TASK DIRECTIONS: In the data that follows, find each line containing "Smart" and copy it.

Component data from apps and pages
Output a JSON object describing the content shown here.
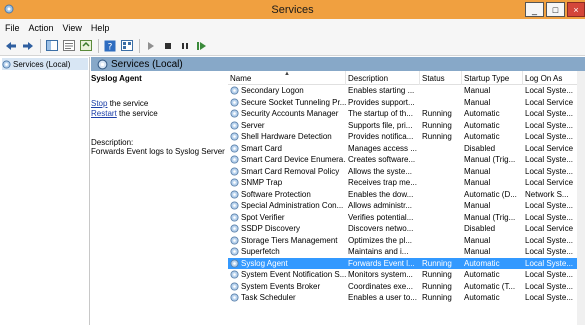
{
  "window": {
    "title": "Services",
    "minimize_label": "_",
    "maximize_label": "□",
    "close_label": "×"
  },
  "menu": [
    "File",
    "Action",
    "View",
    "Help"
  ],
  "toolbar_icons": [
    "back-icon",
    "forward-icon",
    "show-hide-tree-icon",
    "properties-icon",
    "refresh-icon",
    "help-icon",
    "view-icon",
    "start-icon",
    "stop-icon",
    "pause-icon",
    "restart-icon"
  ],
  "tree": {
    "root_label": "Services (Local)"
  },
  "pane": {
    "header_label": "Services (Local)",
    "selected_service": "Syslog Agent",
    "stop_link": "Stop",
    "stop_suffix": " the service",
    "restart_link": "Restart",
    "restart_suffix": " the service",
    "description_label": "Description:",
    "description_text": "Forwards Event logs to Syslog Server"
  },
  "table": {
    "columns": [
      "Name",
      "Description",
      "Status",
      "Startup Type",
      "Log On As"
    ],
    "rows": [
      {
        "name": "Secondary Logon",
        "description": "Enables starting ...",
        "status": "",
        "startup": "Manual",
        "logon": "Local Syste..."
      },
      {
        "name": "Secure Socket Tunneling Pr...",
        "description": "Provides support...",
        "status": "",
        "startup": "Manual",
        "logon": "Local Service"
      },
      {
        "name": "Security Accounts Manager",
        "description": "The startup of th...",
        "status": "Running",
        "startup": "Automatic",
        "logon": "Local Syste..."
      },
      {
        "name": "Server",
        "description": "Supports file, pri...",
        "status": "Running",
        "startup": "Automatic",
        "logon": "Local Syste..."
      },
      {
        "name": "Shell Hardware Detection",
        "description": "Provides notifica...",
        "status": "Running",
        "startup": "Automatic",
        "logon": "Local Syste..."
      },
      {
        "name": "Smart Card",
        "description": "Manages access ...",
        "status": "",
        "startup": "Disabled",
        "logon": "Local Service"
      },
      {
        "name": "Smart Card Device Enumera...",
        "description": "Creates software...",
        "status": "",
        "startup": "Manual (Trig...",
        "logon": "Local Syste..."
      },
      {
        "name": "Smart Card Removal Policy",
        "description": "Allows the syste...",
        "status": "",
        "startup": "Manual",
        "logon": "Local Syste..."
      },
      {
        "name": "SNMP Trap",
        "description": "Receives trap me...",
        "status": "",
        "startup": "Manual",
        "logon": "Local Service"
      },
      {
        "name": "Software Protection",
        "description": "Enables the dow...",
        "status": "",
        "startup": "Automatic (D...",
        "logon": "Network S..."
      },
      {
        "name": "Special Administration Con...",
        "description": "Allows administr...",
        "status": "",
        "startup": "Manual",
        "logon": "Local Syste..."
      },
      {
        "name": "Spot Verifier",
        "description": "Verifies potential...",
        "status": "",
        "startup": "Manual (Trig...",
        "logon": "Local Syste..."
      },
      {
        "name": "SSDP Discovery",
        "description": "Discovers netwo...",
        "status": "",
        "startup": "Disabled",
        "logon": "Local Service"
      },
      {
        "name": "Storage Tiers Management",
        "description": "Optimizes the pl...",
        "status": "",
        "startup": "Manual",
        "logon": "Local Syste..."
      },
      {
        "name": "Superfetch",
        "description": "Maintains and i...",
        "status": "",
        "startup": "Manual",
        "logon": "Local Syste..."
      },
      {
        "name": "Syslog Agent",
        "description": "Forwards Event l...",
        "status": "Running",
        "startup": "Automatic",
        "logon": "Local Syste...",
        "selected": true
      },
      {
        "name": "System Event Notification S...",
        "description": "Monitors system...",
        "status": "Running",
        "startup": "Automatic",
        "logon": "Local Syste..."
      },
      {
        "name": "System Events Broker",
        "description": "Coordinates exe...",
        "status": "Running",
        "startup": "Automatic (T...",
        "logon": "Local Syste..."
      },
      {
        "name": "Task Scheduler",
        "description": "Enables a user to...",
        "status": "Running",
        "startup": "Automatic",
        "logon": "Local Syste..."
      }
    ]
  },
  "colors": {
    "titlebar": "#f0a040",
    "selected_row": "#3399ff",
    "pane_header": "#87a8c8",
    "link": "#1c3fa8"
  }
}
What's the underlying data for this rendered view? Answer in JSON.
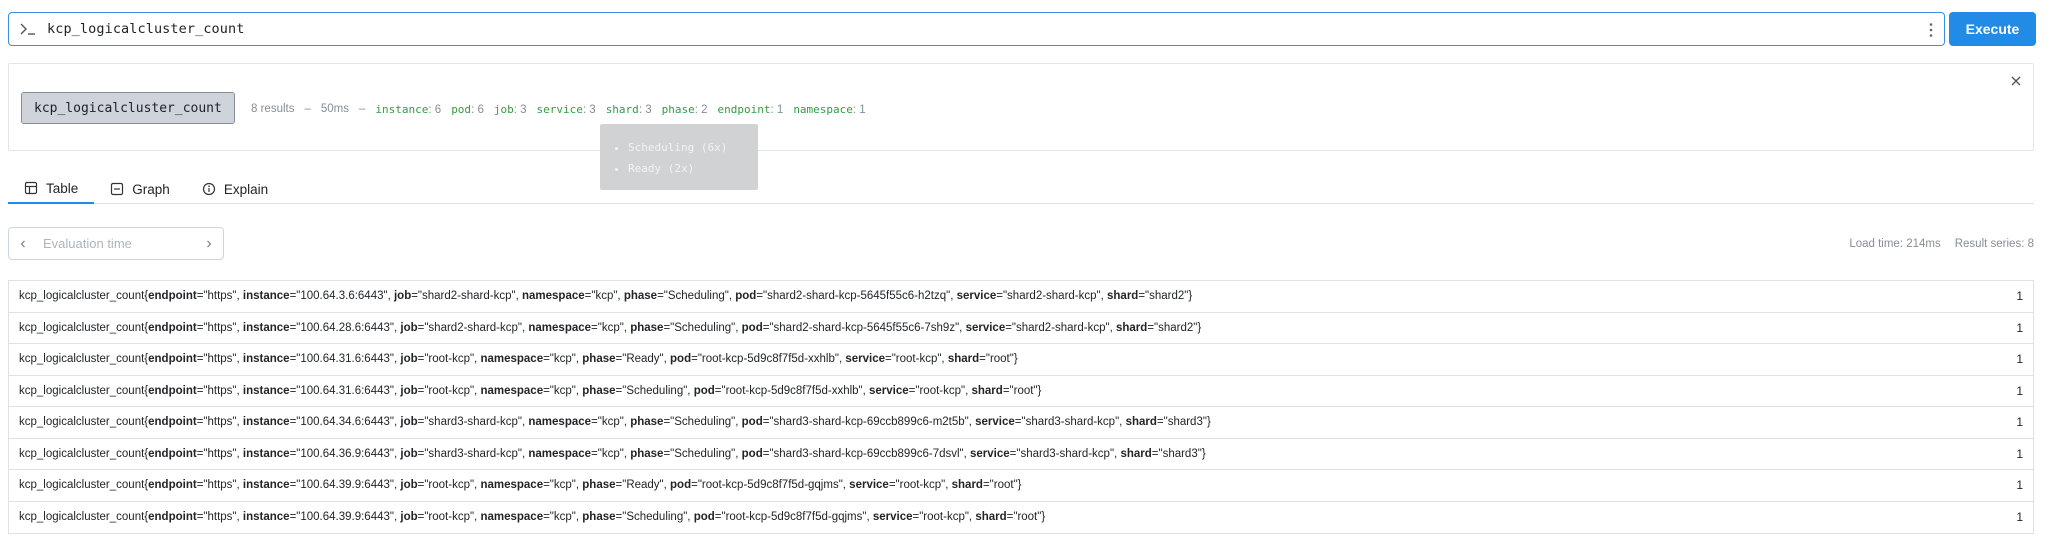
{
  "query": {
    "expression": "kcp_logicalcluster_count",
    "execute_label": "Execute"
  },
  "tree": {
    "metric": "kcp_logicalcluster_count",
    "summary": "8 results",
    "duration": "50ms",
    "labels": [
      {
        "name": "instance",
        "count": "6"
      },
      {
        "name": "pod",
        "count": "6"
      },
      {
        "name": "job",
        "count": "3"
      },
      {
        "name": "service",
        "count": "3"
      },
      {
        "name": "shard",
        "count": "3"
      },
      {
        "name": "phase",
        "count": "2"
      },
      {
        "name": "endpoint",
        "count": "1"
      },
      {
        "name": "namespace",
        "count": "1"
      }
    ],
    "tooltip_items": [
      "Scheduling (6x)",
      "Ready (2x)"
    ]
  },
  "tabs": [
    {
      "label": "Table",
      "icon": "table-icon"
    },
    {
      "label": "Graph",
      "icon": "graph-icon"
    },
    {
      "label": "Explain",
      "icon": "info-icon"
    }
  ],
  "eval_time": {
    "placeholder": "Evaluation time"
  },
  "load_info": {
    "load_time": "Load time: 214ms",
    "result_series": "Result series: 8"
  },
  "results": [
    {
      "metric": "kcp_logicalcluster_count",
      "labels": [
        [
          "endpoint",
          "https"
        ],
        [
          "instance",
          "100.64.3.6:6443"
        ],
        [
          "job",
          "shard2-shard-kcp"
        ],
        [
          "namespace",
          "kcp"
        ],
        [
          "phase",
          "Scheduling"
        ],
        [
          "pod",
          "shard2-shard-kcp-5645f55c6-h2tzq"
        ],
        [
          "service",
          "shard2-shard-kcp"
        ],
        [
          "shard",
          "shard2"
        ]
      ],
      "value": "1"
    },
    {
      "metric": "kcp_logicalcluster_count",
      "labels": [
        [
          "endpoint",
          "https"
        ],
        [
          "instance",
          "100.64.28.6:6443"
        ],
        [
          "job",
          "shard2-shard-kcp"
        ],
        [
          "namespace",
          "kcp"
        ],
        [
          "phase",
          "Scheduling"
        ],
        [
          "pod",
          "shard2-shard-kcp-5645f55c6-7sh9z"
        ],
        [
          "service",
          "shard2-shard-kcp"
        ],
        [
          "shard",
          "shard2"
        ]
      ],
      "value": "1"
    },
    {
      "metric": "kcp_logicalcluster_count",
      "labels": [
        [
          "endpoint",
          "https"
        ],
        [
          "instance",
          "100.64.31.6:6443"
        ],
        [
          "job",
          "root-kcp"
        ],
        [
          "namespace",
          "kcp"
        ],
        [
          "phase",
          "Ready"
        ],
        [
          "pod",
          "root-kcp-5d9c8f7f5d-xxhlb"
        ],
        [
          "service",
          "root-kcp"
        ],
        [
          "shard",
          "root"
        ]
      ],
      "value": "1"
    },
    {
      "metric": "kcp_logicalcluster_count",
      "labels": [
        [
          "endpoint",
          "https"
        ],
        [
          "instance",
          "100.64.31.6:6443"
        ],
        [
          "job",
          "root-kcp"
        ],
        [
          "namespace",
          "kcp"
        ],
        [
          "phase",
          "Scheduling"
        ],
        [
          "pod",
          "root-kcp-5d9c8f7f5d-xxhlb"
        ],
        [
          "service",
          "root-kcp"
        ],
        [
          "shard",
          "root"
        ]
      ],
      "value": "1"
    },
    {
      "metric": "kcp_logicalcluster_count",
      "labels": [
        [
          "endpoint",
          "https"
        ],
        [
          "instance",
          "100.64.34.6:6443"
        ],
        [
          "job",
          "shard3-shard-kcp"
        ],
        [
          "namespace",
          "kcp"
        ],
        [
          "phase",
          "Scheduling"
        ],
        [
          "pod",
          "shard3-shard-kcp-69ccb899c6-m2t5b"
        ],
        [
          "service",
          "shard3-shard-kcp"
        ],
        [
          "shard",
          "shard3"
        ]
      ],
      "value": "1"
    },
    {
      "metric": "kcp_logicalcluster_count",
      "labels": [
        [
          "endpoint",
          "https"
        ],
        [
          "instance",
          "100.64.36.9:6443"
        ],
        [
          "job",
          "shard3-shard-kcp"
        ],
        [
          "namespace",
          "kcp"
        ],
        [
          "phase",
          "Scheduling"
        ],
        [
          "pod",
          "shard3-shard-kcp-69ccb899c6-7dsvl"
        ],
        [
          "service",
          "shard3-shard-kcp"
        ],
        [
          "shard",
          "shard3"
        ]
      ],
      "value": "1"
    },
    {
      "metric": "kcp_logicalcluster_count",
      "labels": [
        [
          "endpoint",
          "https"
        ],
        [
          "instance",
          "100.64.39.9:6443"
        ],
        [
          "job",
          "root-kcp"
        ],
        [
          "namespace",
          "kcp"
        ],
        [
          "phase",
          "Ready"
        ],
        [
          "pod",
          "root-kcp-5d9c8f7f5d-gqjms"
        ],
        [
          "service",
          "root-kcp"
        ],
        [
          "shard",
          "root"
        ]
      ],
      "value": "1"
    },
    {
      "metric": "kcp_logicalcluster_count",
      "labels": [
        [
          "endpoint",
          "https"
        ],
        [
          "instance",
          "100.64.39.9:6443"
        ],
        [
          "job",
          "root-kcp"
        ],
        [
          "namespace",
          "kcp"
        ],
        [
          "phase",
          "Scheduling"
        ],
        [
          "pod",
          "root-kcp-5d9c8f7f5d-gqjms"
        ],
        [
          "service",
          "root-kcp"
        ],
        [
          "shard",
          "root"
        ]
      ],
      "value": "1"
    }
  ],
  "colors": {
    "accent": "#228be6",
    "label_green": "#2f9e44",
    "muted": "#868e96"
  }
}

REPLY:
        "name": "Smart Card",
        "name": "Smart Card Device Enumera...",
        "name": "Smart Card Removal Policy",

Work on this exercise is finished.